Dataset records
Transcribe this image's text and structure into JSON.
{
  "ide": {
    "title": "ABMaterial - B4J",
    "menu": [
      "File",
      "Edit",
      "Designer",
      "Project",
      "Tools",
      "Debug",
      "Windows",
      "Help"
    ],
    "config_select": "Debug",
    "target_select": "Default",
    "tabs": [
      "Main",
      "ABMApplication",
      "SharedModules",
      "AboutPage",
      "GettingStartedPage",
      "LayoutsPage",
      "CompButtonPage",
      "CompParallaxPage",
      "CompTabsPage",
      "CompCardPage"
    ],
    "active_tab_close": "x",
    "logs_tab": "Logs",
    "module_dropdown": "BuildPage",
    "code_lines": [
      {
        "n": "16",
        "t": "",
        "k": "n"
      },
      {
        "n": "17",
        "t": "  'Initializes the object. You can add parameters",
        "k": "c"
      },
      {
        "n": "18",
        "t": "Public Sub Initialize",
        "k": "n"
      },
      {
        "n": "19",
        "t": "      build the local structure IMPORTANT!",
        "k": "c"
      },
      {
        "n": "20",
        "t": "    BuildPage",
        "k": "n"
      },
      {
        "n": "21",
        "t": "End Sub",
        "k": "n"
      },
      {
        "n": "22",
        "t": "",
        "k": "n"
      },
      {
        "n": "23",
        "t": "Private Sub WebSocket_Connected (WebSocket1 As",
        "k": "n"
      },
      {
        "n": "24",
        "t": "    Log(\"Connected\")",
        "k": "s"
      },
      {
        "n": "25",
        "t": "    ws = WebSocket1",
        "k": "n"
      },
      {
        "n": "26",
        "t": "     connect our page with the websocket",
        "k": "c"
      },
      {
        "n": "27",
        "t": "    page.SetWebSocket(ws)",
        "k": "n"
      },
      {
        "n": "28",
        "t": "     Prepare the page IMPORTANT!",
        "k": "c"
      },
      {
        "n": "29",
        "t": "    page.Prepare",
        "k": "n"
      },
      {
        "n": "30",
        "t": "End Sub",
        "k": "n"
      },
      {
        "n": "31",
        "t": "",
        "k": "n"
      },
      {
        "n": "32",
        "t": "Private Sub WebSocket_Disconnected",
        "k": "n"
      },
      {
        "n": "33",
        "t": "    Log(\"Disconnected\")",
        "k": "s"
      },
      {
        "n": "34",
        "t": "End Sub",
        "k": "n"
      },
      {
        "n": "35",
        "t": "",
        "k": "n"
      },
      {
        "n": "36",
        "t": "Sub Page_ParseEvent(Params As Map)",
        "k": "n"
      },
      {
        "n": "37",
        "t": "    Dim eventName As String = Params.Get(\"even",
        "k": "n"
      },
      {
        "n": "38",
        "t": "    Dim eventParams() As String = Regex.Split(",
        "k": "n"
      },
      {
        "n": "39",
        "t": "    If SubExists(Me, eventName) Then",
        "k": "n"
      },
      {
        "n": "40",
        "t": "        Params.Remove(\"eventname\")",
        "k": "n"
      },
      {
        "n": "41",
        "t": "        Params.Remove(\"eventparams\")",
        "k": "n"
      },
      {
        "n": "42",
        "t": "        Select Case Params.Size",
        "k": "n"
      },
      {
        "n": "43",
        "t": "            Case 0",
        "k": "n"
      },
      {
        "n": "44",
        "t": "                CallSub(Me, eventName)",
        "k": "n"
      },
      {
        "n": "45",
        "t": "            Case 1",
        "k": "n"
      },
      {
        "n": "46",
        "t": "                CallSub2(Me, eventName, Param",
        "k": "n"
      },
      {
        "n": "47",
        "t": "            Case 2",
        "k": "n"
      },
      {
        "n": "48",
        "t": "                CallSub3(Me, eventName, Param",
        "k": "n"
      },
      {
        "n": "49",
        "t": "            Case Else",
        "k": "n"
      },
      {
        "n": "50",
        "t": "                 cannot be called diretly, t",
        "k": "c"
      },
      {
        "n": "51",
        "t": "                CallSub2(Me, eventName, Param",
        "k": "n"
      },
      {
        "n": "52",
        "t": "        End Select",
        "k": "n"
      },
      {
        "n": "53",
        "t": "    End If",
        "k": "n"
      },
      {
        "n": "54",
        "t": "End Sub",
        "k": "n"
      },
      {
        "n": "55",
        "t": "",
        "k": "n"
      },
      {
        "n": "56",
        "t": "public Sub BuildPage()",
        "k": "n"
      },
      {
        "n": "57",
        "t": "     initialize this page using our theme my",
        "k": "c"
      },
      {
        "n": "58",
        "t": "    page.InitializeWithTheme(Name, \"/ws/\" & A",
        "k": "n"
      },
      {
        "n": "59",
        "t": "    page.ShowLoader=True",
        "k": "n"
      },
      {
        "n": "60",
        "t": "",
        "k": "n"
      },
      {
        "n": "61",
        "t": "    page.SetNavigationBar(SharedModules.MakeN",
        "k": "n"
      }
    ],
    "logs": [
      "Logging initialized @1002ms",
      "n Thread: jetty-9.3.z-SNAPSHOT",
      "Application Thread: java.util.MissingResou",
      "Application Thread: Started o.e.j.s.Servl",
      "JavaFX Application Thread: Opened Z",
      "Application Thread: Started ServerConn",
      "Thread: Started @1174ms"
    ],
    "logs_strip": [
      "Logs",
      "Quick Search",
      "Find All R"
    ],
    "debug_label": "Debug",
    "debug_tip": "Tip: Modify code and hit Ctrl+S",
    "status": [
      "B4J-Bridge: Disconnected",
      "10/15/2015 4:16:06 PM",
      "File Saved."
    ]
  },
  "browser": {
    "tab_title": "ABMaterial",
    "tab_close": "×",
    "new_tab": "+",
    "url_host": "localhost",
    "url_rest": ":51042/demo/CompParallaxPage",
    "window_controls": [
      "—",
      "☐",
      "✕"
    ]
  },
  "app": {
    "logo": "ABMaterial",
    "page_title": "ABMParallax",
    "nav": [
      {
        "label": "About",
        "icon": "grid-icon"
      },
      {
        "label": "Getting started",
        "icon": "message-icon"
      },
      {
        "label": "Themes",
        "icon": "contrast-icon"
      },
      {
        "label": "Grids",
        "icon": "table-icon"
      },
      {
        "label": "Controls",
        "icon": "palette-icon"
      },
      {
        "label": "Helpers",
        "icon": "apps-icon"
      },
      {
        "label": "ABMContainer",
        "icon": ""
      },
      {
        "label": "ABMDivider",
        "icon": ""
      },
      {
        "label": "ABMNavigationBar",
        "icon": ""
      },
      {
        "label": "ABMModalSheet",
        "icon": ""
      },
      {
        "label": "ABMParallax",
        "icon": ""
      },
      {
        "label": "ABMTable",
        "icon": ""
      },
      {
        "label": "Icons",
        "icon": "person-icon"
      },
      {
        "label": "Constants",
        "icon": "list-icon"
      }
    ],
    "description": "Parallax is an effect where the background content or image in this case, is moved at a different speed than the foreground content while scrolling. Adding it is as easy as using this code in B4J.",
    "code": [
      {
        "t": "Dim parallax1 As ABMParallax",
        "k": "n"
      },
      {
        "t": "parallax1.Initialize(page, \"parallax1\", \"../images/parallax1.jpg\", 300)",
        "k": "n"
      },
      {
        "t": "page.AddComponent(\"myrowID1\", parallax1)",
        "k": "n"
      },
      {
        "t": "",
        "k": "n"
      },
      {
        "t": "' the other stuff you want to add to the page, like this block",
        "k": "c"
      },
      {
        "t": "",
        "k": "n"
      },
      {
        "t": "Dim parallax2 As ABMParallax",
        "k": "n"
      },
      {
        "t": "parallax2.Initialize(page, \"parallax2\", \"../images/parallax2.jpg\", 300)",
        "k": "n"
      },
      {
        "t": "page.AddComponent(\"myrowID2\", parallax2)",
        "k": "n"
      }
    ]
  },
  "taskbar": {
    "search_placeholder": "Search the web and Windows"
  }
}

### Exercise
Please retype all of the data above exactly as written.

### Written answer
Transcribe this image's text and structure into JSON.
{
  "ide": {
    "title": "ABMaterial - B4J",
    "menu": [
      "File",
      "Edit",
      "Designer",
      "Project",
      "Tools",
      "Debug",
      "Windows",
      "Help"
    ],
    "config_select": "Debug",
    "target_select": "Default",
    "tabs": [
      "Main",
      "ABMApplication",
      "SharedModules",
      "AboutPage",
      "GettingStartedPage",
      "LayoutsPage",
      "CompButtonPage",
      "CompParallaxPage",
      "CompTabsPage",
      "CompCardPage"
    ],
    "active_tab_close": "x",
    "logs_tab": "Logs",
    "module_dropdown": "BuildPage",
    "code_lines": [
      {
        "n": "16",
        "t": "",
        "k": "n"
      },
      {
        "n": "17",
        "t": "  'Initializes the object. You can add parameters",
        "k": "c"
      },
      {
        "n": "18",
        "t": "Public Sub Initialize",
        "k": "n"
      },
      {
        "n": "19",
        "t": "      build the local structure IMPORTANT!",
        "k": "c"
      },
      {
        "n": "20",
        "t": "    BuildPage",
        "k": "n"
      },
      {
        "n": "21",
        "t": "End Sub",
        "k": "n"
      },
      {
        "n": "22",
        "t": "",
        "k": "n"
      },
      {
        "n": "23",
        "t": "Private Sub WebSocket_Connected (WebSocket1 As",
        "k": "n"
      },
      {
        "n": "24",
        "t": "    Log(\"Connected\")",
        "k": "s"
      },
      {
        "n": "25",
        "t": "    ws = WebSocket1",
        "k": "n"
      },
      {
        "n": "26",
        "t": "     connect our page with the websocket",
        "k": "c"
      },
      {
        "n": "27",
        "t": "    page.SetWebSocket(ws)",
        "k": "n"
      },
      {
        "n": "28",
        "t": "     Prepare the page IMPORTANT!",
        "k": "c"
      },
      {
        "n": "29",
        "t": "    page.Prepare",
        "k": "n"
      },
      {
        "n": "30",
        "t": "End Sub",
        "k": "n"
      },
      {
        "n": "31",
        "t": "",
        "k": "n"
      },
      {
        "n": "32",
        "t": "Private Sub WebSocket_Disconnected",
        "k": "n"
      },
      {
        "n": "33",
        "t": "    Log(\"Disconnected\")",
        "k": "s"
      },
      {
        "n": "34",
        "t": "End Sub",
        "k": "n"
      },
      {
        "n": "35",
        "t": "",
        "k": "n"
      },
      {
        "n": "36",
        "t": "Sub Page_ParseEvent(Params As Map)",
        "k": "n"
      },
      {
        "n": "37",
        "t": "    Dim eventName As String = Params.Get(\"even",
        "k": "n"
      },
      {
        "n": "38",
        "t": "    Dim eventParams() As String = Regex.Split(",
        "k": "n"
      },
      {
        "n": "39",
        "t": "    If SubExists(Me, eventName) Then",
        "k": "n"
      },
      {
        "n": "40",
        "t": "        Params.Remove(\"eventname\")",
        "k": "n"
      },
      {
        "n": "41",
        "t": "        Params.Remove(\"eventparams\")",
        "k": "n"
      },
      {
        "n": "42",
        "t": "        Select Case Params.Size",
        "k": "n"
      },
      {
        "n": "43",
        "t": "            Case 0",
        "k": "n"
      },
      {
        "n": "44",
        "t": "                CallSub(Me, eventName)",
        "k": "n"
      },
      {
        "n": "45",
        "t": "            Case 1",
        "k": "n"
      },
      {
        "n": "46",
        "t": "                CallSub2(Me, eventName, Param",
        "k": "n"
      },
      {
        "n": "47",
        "t": "            Case 2",
        "k": "n"
      },
      {
        "n": "48",
        "t": "                CallSub3(Me, eventName, Param",
        "k": "n"
      },
      {
        "n": "49",
        "t": "            Case Else",
        "k": "n"
      },
      {
        "n": "50",
        "t": "                 cannot be called diretly, t",
        "k": "c"
      },
      {
        "n": "51",
        "t": "                CallSub2(Me, eventName, Param",
        "k": "n"
      },
      {
        "n": "52",
        "t": "        End Select",
        "k": "n"
      },
      {
        "n": "53",
        "t": "    End If",
        "k": "n"
      },
      {
        "n": "54",
        "t": "End Sub",
        "k": "n"
      },
      {
        "n": "55",
        "t": "",
        "k": "n"
      },
      {
        "n": "56",
        "t": "public Sub BuildPage()",
        "k": "n"
      },
      {
        "n": "57",
        "t": "     initialize this page using our theme my",
        "k": "c"
      },
      {
        "n": "58",
        "t": "    page.InitializeWithTheme(Name, \"/ws/\" & A",
        "k": "n"
      },
      {
        "n": "59",
        "t": "    page.ShowLoader=True",
        "k": "n"
      },
      {
        "n": "60",
        "t": "",
        "k": "n"
      },
      {
        "n": "61",
        "t": "    page.SetNavigationBar(SharedModules.MakeN",
        "k": "n"
      }
    ],
    "logs": [
      "Logging initialized @1002ms",
      "n Thread: jetty-9.3.z-SNAPSHOT",
      "Application Thread: java.util.MissingResou",
      "Application Thread: Started o.e.j.s.Servl",
      "JavaFX Application Thread: Opened Z",
      "Application Thread: Started ServerConn",
      "Thread: Started @1174ms"
    ],
    "logs_strip": [
      "Logs",
      "Quick Search",
      "Find All R"
    ],
    "debug_label": "Debug",
    "debug_tip": "Tip: Modify code and hit Ctrl+S",
    "status": [
      "B4J-Bridge: Disconnected",
      "10/15/2015 4:16:06 PM",
      "File Saved."
    ]
  },
  "browser": {
    "tab_title": "ABMaterial",
    "tab_close": "×",
    "new_tab": "+",
    "url_host": "localhost",
    "url_rest": ":51042/demo/CompParallaxPage",
    "window_controls": [
      "—",
      "☐",
      "✕"
    ]
  },
  "app": {
    "logo": "ABMaterial",
    "page_title": "ABMParallax",
    "nav": [
      {
        "label": "About",
        "icon": "grid-icon"
      },
      {
        "label": "Getting started",
        "icon": "message-icon"
      },
      {
        "label": "Themes",
        "icon": "contrast-icon"
      },
      {
        "label": "Grids",
        "icon": "table-icon"
      },
      {
        "label": "Controls",
        "icon": "palette-icon"
      },
      {
        "label": "Helpers",
        "icon": "apps-icon"
      },
      {
        "label": "ABMContainer",
        "icon": ""
      },
      {
        "label": "ABMDivider",
        "icon": ""
      },
      {
        "label": "ABMNavigationBar",
        "icon": ""
      },
      {
        "label": "ABMModalSheet",
        "icon": ""
      },
      {
        "label": "ABMParallax",
        "icon": ""
      },
      {
        "label": "ABMTable",
        "icon": ""
      },
      {
        "label": "Icons",
        "icon": "person-icon"
      },
      {
        "label": "Constants",
        "icon": "list-icon"
      }
    ],
    "description": "Parallax is an effect where the background content or image in this case, is moved at a different speed than the foreground content while scrolling. Adding it is as easy as using this code in B4J.",
    "code": [
      {
        "t": "Dim parallax1 As ABMParallax",
        "k": "n"
      },
      {
        "t": "parallax1.Initialize(page, \"parallax1\", \"../images/parallax1.jpg\", 300)",
        "k": "n"
      },
      {
        "t": "page.AddComponent(\"myrowID1\", parallax1)",
        "k": "n"
      },
      {
        "t": "",
        "k": "n"
      },
      {
        "t": "' the other stuff you want to add to the page, like this block",
        "k": "c"
      },
      {
        "t": "",
        "k": "n"
      },
      {
        "t": "Dim parallax2 As ABMParallax",
        "k": "n"
      },
      {
        "t": "parallax2.Initialize(page, \"parallax2\", \"../images/parallax2.jpg\", 300)",
        "k": "n"
      },
      {
        "t": "page.AddComponent(\"myrowID2\", parallax2)",
        "k": "n"
      }
    ]
  },
  "taskbar": {
    "search_placeholder": "Search the web and Windows"
  }
}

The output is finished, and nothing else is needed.